::: EXERCISE DATA

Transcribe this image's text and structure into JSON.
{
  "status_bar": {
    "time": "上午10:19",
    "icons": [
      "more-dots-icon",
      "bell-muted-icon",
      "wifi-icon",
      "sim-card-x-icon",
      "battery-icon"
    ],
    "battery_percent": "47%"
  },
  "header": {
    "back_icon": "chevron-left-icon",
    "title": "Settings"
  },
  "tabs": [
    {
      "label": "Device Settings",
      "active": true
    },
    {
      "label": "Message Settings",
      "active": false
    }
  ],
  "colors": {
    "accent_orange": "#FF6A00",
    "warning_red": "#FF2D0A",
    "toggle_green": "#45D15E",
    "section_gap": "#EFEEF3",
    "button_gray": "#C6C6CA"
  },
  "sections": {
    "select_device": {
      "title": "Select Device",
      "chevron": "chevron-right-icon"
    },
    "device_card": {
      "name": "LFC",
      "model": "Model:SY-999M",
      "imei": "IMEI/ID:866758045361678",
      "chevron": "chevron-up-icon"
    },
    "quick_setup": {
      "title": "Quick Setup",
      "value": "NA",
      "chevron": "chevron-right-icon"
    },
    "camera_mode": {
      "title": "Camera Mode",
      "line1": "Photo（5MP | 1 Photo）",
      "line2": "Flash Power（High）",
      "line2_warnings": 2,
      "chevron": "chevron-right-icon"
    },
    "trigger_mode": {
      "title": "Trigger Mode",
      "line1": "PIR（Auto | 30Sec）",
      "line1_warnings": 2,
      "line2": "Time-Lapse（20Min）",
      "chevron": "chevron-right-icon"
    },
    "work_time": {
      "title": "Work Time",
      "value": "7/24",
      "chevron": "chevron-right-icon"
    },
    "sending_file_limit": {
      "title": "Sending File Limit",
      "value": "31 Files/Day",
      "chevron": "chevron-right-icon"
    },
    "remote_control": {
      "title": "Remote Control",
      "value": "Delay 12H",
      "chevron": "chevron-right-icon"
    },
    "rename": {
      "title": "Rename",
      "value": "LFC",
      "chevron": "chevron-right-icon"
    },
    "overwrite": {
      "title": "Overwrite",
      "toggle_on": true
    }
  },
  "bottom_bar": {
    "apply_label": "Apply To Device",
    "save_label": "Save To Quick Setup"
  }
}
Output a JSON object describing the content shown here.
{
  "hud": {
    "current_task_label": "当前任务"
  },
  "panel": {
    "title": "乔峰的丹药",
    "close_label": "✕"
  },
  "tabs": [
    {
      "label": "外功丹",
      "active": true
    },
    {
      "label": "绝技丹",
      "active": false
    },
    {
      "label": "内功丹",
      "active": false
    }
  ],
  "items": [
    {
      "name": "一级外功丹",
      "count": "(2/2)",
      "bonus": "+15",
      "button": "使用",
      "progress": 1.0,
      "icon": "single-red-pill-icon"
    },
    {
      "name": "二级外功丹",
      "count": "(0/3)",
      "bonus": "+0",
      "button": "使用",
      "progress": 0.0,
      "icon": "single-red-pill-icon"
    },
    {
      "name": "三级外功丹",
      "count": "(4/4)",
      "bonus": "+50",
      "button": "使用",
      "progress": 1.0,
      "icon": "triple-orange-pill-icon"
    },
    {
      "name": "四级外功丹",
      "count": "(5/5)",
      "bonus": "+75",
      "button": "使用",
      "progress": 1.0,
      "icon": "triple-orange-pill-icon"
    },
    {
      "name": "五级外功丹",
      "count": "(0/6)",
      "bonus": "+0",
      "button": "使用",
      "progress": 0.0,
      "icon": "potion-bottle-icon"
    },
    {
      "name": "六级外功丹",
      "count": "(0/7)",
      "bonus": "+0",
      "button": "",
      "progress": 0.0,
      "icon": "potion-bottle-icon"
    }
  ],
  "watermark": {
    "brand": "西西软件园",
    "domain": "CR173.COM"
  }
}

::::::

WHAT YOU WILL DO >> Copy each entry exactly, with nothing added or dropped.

PROBLEM SOLUTION >>
Transcribe this image's text and structure into JSON.
{
  "status_bar": {
    "time": "上午10:19",
    "icons": [
      "more-dots-icon",
      "bell-muted-icon",
      "wifi-icon",
      "sim-card-x-icon",
      "battery-icon"
    ],
    "battery_percent": "47%"
  },
  "header": {
    "back_icon": "chevron-left-icon",
    "title": "Settings"
  },
  "tabs": [
    {
      "label": "Device Settings",
      "active": true
    },
    {
      "label": "Message Settings",
      "active": false
    }
  ],
  "colors": {
    "accent_orange": "#FF6A00",
    "warning_red": "#FF2D0A",
    "toggle_green": "#45D15E",
    "section_gap": "#EFEEF3",
    "button_gray": "#C6C6CA"
  },
  "sections": {
    "select_device": {
      "title": "Select Device",
      "chevron": "chevron-right-icon"
    },
    "device_card": {
      "name": "LFC",
      "model": "Model:SY-999M",
      "imei": "IMEI/ID:866758045361678",
      "chevron": "chevron-up-icon"
    },
    "quick_setup": {
      "title": "Quick Setup",
      "value": "NA",
      "chevron": "chevron-right-icon"
    },
    "camera_mode": {
      "title": "Camera Mode",
      "line1": "Photo（5MP | 1 Photo）",
      "line2": "Flash Power（High）",
      "line2_warnings": 2,
      "chevron": "chevron-right-icon"
    },
    "trigger_mode": {
      "title": "Trigger Mode",
      "line1": "PIR（Auto | 30Sec）",
      "line1_warnings": 2,
      "line2": "Time-Lapse（20Min）",
      "chevron": "chevron-right-icon"
    },
    "work_time": {
      "title": "Work Time",
      "value": "7/24",
      "chevron": "chevron-right-icon"
    },
    "sending_file_limit": {
      "title": "Sending File Limit",
      "value": "31 Files/Day",
      "chevron": "chevron-right-icon"
    },
    "remote_control": {
      "title": "Remote Control",
      "value": "Delay 12H",
      "chevron": "chevron-right-icon"
    },
    "rename": {
      "title": "Rename",
      "value": "LFC",
      "chevron": "chevron-right-icon"
    },
    "overwrite": {
      "title": "Overwrite",
      "toggle_on": true
    }
  },
  "bottom_bar": {
    "apply_label": "Apply To Device",
    "save_label": "Save To Quick Setup"
  }
}
Output a JSON object describing the content shown here.
{
  "hud": {
    "current_task_label": "当前任务"
  },
  "panel": {
    "title": "乔峰的丹药",
    "close_label": "✕"
  },
  "tabs": [
    {
      "label": "外功丹",
      "active": true
    },
    {
      "label": "绝技丹",
      "active": false
    },
    {
      "label": "内功丹",
      "active": false
    }
  ],
  "items": [
    {
      "name": "一级外功丹",
      "count": "(2/2)",
      "bonus": "+15",
      "button": "使用",
      "progress": 1.0,
      "icon": "single-red-pill-icon"
    },
    {
      "name": "二级外功丹",
      "count": "(0/3)",
      "bonus": "+0",
      "button": "使用",
      "progress": 0.0,
      "icon": "single-red-pill-icon"
    },
    {
      "name": "三级外功丹",
      "count": "(4/4)",
      "bonus": "+50",
      "button": "使用",
      "progress": 1.0,
      "icon": "triple-orange-pill-icon"
    },
    {
      "name": "四级外功丹",
      "count": "(5/5)",
      "bonus": "+75",
      "button": "使用",
      "progress": 1.0,
      "icon": "triple-orange-pill-icon"
    },
    {
      "name": "五级外功丹",
      "count": "(0/6)",
      "bonus": "+0",
      "button": "使用",
      "progress": 0.0,
      "icon": "potion-bottle-icon"
    },
    {
      "name": "六级外功丹",
      "count": "(0/7)",
      "bonus": "+0",
      "button": "",
      "progress": 0.0,
      "icon": "potion-bottle-icon"
    }
  ],
  "watermark": {
    "brand": "西西软件园",
    "domain": "CR173.COM"
  }
}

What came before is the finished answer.